Christworm is a two-piece band from Baton Rouge, Louisiana, who works hard to put the sludge into blackened metal. When they tell you they mix heavy metal with extreme misanthropy and self-loathing, you best believe it, buster. They’re not messing around. An extension of the Louisiana Sludge sound that became popular in the 90’s, these guys revel in their unrelenting darkness, taking the music places not too many people ever thought it could go.
Boy, talk about caustic and dreary. This one certainly qualifies for both. The whole thing carries this sheen of crusty metal scraping against crusty metal, irritating and panic-inducing. The drums feel stuffed with cotton and yet still somehow pummel with no mercy. The guitars are heavy and resonating and yet again, sound like rusty knives being sharpened. The songs beat you over the head before switching tempos and sometimes lurching about like a drunk who got punched in the head by a brick-filled first. Sounds come at you from the left and the right, no comfort here, the listener trapped in an urban nightmare factory, everything haunted by ghosts of sheer madness.

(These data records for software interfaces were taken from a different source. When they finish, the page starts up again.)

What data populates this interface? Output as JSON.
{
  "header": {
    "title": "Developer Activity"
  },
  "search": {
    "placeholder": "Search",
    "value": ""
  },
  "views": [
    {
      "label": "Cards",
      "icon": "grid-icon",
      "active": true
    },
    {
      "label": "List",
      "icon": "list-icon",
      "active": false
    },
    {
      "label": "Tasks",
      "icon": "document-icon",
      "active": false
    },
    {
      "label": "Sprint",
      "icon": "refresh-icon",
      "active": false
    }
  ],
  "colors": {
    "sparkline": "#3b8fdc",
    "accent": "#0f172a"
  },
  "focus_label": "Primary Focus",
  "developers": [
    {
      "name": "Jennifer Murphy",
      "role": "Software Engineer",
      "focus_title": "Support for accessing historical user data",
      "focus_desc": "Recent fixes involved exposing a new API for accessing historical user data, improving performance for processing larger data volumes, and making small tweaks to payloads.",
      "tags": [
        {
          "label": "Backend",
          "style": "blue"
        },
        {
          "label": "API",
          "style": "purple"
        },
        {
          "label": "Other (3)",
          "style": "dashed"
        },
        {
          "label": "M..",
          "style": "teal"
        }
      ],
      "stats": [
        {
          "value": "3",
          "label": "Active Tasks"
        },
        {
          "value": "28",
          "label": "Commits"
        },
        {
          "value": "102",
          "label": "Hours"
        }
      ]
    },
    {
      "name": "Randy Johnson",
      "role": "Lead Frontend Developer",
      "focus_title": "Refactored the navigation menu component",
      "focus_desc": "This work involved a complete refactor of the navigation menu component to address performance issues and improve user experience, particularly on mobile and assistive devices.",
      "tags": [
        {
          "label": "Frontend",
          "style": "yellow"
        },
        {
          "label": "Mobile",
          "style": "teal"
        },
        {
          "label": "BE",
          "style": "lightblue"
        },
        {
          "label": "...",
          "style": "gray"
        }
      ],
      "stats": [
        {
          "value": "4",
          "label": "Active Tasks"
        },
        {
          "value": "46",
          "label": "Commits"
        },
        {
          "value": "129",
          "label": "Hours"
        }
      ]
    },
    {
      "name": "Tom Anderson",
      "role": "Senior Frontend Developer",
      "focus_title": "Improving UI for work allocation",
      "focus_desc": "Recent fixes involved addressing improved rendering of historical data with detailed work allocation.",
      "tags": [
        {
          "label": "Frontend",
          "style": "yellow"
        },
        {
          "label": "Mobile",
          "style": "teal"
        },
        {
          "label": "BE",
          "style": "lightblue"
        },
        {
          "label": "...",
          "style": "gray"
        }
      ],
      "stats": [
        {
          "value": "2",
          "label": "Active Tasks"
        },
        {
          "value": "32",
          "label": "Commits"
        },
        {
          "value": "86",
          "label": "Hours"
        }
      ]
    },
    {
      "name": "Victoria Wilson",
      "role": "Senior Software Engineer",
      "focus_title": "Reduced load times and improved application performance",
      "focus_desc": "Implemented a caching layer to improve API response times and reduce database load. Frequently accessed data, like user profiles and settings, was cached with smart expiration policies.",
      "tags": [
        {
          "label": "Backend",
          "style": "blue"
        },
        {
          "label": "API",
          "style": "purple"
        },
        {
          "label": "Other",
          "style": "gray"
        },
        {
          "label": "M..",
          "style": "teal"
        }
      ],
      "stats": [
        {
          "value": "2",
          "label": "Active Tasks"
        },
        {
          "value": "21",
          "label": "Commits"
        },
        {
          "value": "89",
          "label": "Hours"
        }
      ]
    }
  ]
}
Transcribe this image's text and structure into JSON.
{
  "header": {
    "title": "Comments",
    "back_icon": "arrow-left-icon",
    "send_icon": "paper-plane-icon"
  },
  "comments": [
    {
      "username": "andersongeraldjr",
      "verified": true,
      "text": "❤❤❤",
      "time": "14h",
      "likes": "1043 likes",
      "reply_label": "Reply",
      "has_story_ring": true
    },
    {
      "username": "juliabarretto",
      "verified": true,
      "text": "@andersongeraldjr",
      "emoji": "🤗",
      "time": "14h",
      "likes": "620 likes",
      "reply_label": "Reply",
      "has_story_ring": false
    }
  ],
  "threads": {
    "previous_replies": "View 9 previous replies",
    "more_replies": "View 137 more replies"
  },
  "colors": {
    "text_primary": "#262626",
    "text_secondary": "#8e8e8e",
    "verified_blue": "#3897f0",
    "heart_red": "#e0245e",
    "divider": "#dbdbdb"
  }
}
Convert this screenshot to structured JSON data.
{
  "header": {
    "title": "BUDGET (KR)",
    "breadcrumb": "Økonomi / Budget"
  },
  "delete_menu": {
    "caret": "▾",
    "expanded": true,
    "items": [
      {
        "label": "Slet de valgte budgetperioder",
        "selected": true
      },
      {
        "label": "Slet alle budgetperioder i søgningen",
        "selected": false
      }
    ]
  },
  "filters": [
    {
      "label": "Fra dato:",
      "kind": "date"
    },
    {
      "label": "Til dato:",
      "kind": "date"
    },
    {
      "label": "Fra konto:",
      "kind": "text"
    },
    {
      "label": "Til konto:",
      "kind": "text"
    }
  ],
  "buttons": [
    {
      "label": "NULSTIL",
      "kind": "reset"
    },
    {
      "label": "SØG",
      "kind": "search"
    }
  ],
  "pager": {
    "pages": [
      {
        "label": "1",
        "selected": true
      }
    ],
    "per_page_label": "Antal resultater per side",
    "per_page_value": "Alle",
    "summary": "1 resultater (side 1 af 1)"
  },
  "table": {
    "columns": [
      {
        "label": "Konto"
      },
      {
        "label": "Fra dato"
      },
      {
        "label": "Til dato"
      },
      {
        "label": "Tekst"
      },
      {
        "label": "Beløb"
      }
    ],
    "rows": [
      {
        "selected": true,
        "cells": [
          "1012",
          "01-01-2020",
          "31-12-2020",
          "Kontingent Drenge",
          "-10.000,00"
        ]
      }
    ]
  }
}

“Christworm—Spineless” comes swinging right out of the gates, heartless and insistent, before devolving into that lunatic, aimless swagger of drunkenness. This leads directly into second track “Breeding Weakness” which spends eight minutes of drone and doom and blackened hatred, reminding you in slow motion just how weak and worthless humanity really is. It just staggers, threatening to fall over and collapse under its own darkened weight but never falling, lurching, lurching like a shambling corpse. This is the living/dying definition of Sludge. The drone continues into “Amygdala,” which speeds into a sort of into a wall of sound avalanche before pulling back to allow space to catch your breath here and there. This is a suffocating track, no less so when it breaks down into a crushing groove that’s sure to shift pits everywhere. “Dismal View” is next and guess what? It ain’t pretty, either. There’s a pause at the beginning of the track, distancing it from the previous three songs, as feedback and weird sounds and hypnotic drumming build until those guitars crash in and the swaggering doom sends you reeling. This is what it feels like being drunk in an auditory form, or at the very least standing on deck of a ship during a storm at sea. The band dip their heads and drive forward, set on ramming speed. Brutal and unforgiving. Closer “Bastard Flesh” blasts in, fast then slow, an epic churning with chaos and madness, mixing together all the previous elements of the album into one poisoned, potent stew. This is the summary and the outro, the goodbye to a cruel, cruel world.
Christworm bring bleak music for bleak times. There is nothing uplifting about this release, nothing that soars with beauty. It’s all bloody fists beating against rusted sheet metal. You have to fight your way through this, emerging victorious but bloodied out the other end. This is music for catharsis, not for comfort. Enter if you dare, and be prepared to get washed away in the darkness.